* **DESCRIPTION OF THE TASK**
Search the records below for the word "Create", then return every line where it appears.

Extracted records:
--------------------

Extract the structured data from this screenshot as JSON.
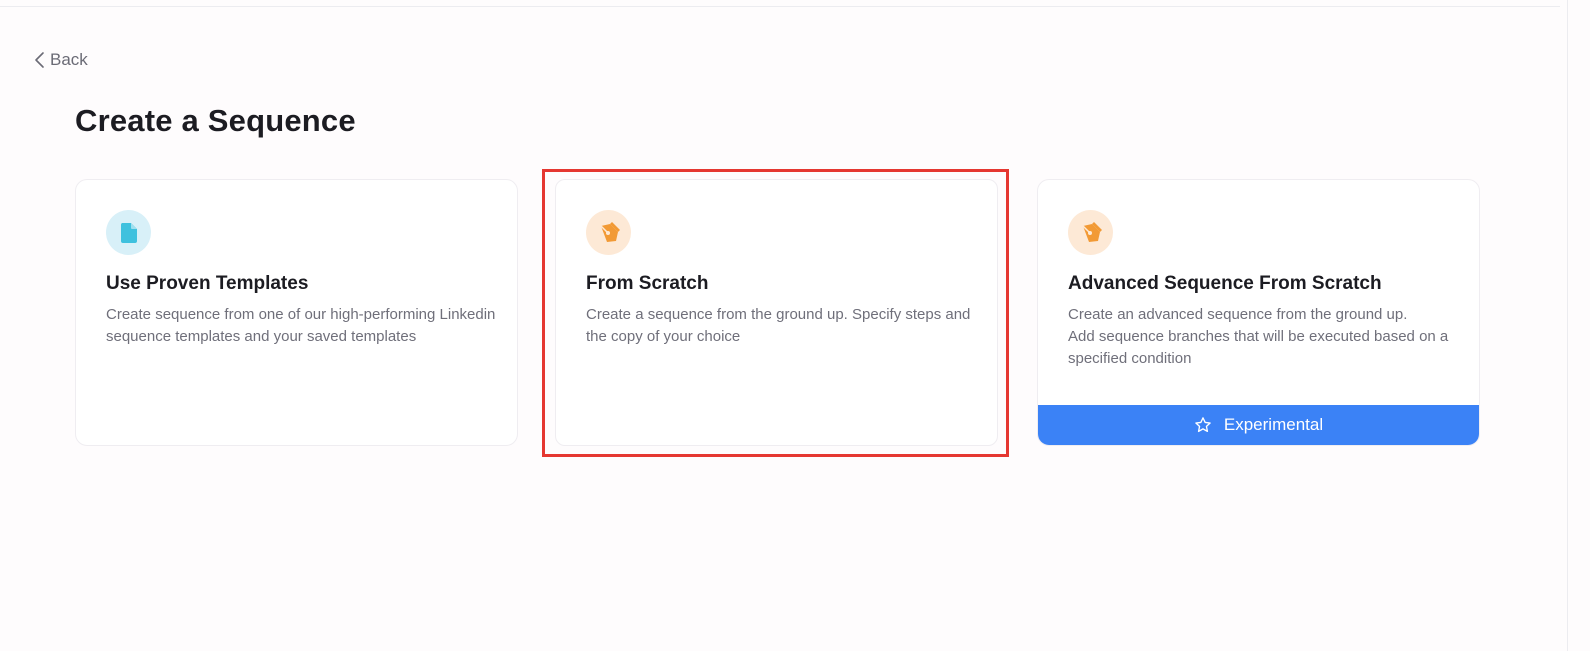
{
  "nav": {
    "back_label": "Back"
  },
  "page": {
    "title": "Create a Sequence"
  },
  "cards": {
    "templates": {
      "icon": "document-icon",
      "title": "Use Proven Templates",
      "description": "Create sequence from one of our high-performing Linkedin sequence templates and your saved templates"
    },
    "scratch": {
      "icon": "pen-nib-icon",
      "title": "From Scratch",
      "description": "Create a sequence from the ground up. Specify steps and the copy of your choice",
      "highlighted": true
    },
    "advanced": {
      "icon": "pen-nib-icon",
      "title": "Advanced Sequence From Scratch",
      "description_line1": "Create an advanced sequence from the ground up.",
      "description_line2": "Add sequence branches that will be executed based on a specified condition",
      "badge_label": "Experimental",
      "badge_icon": "star-icon"
    }
  },
  "colors": {
    "accent_blue": "#3b82f6",
    "icon_teal": "#3fc1de",
    "icon_orange": "#f29a35",
    "highlight_red": "#e53731",
    "title_text": "#1c1c22",
    "body_text": "#6f6f7a"
  }
}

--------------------

* **RESPONSE TO THE EXERCISE**
    "title": "Create a Sequence"
      "description": "Create sequence from one of our high-performing Linkedin sequence templates and your saved templates"
      "description": "Create a sequence from the ground up. Specify steps and the copy of your choice",
      "description_line1": "Create an advanced sequence from the ground up.",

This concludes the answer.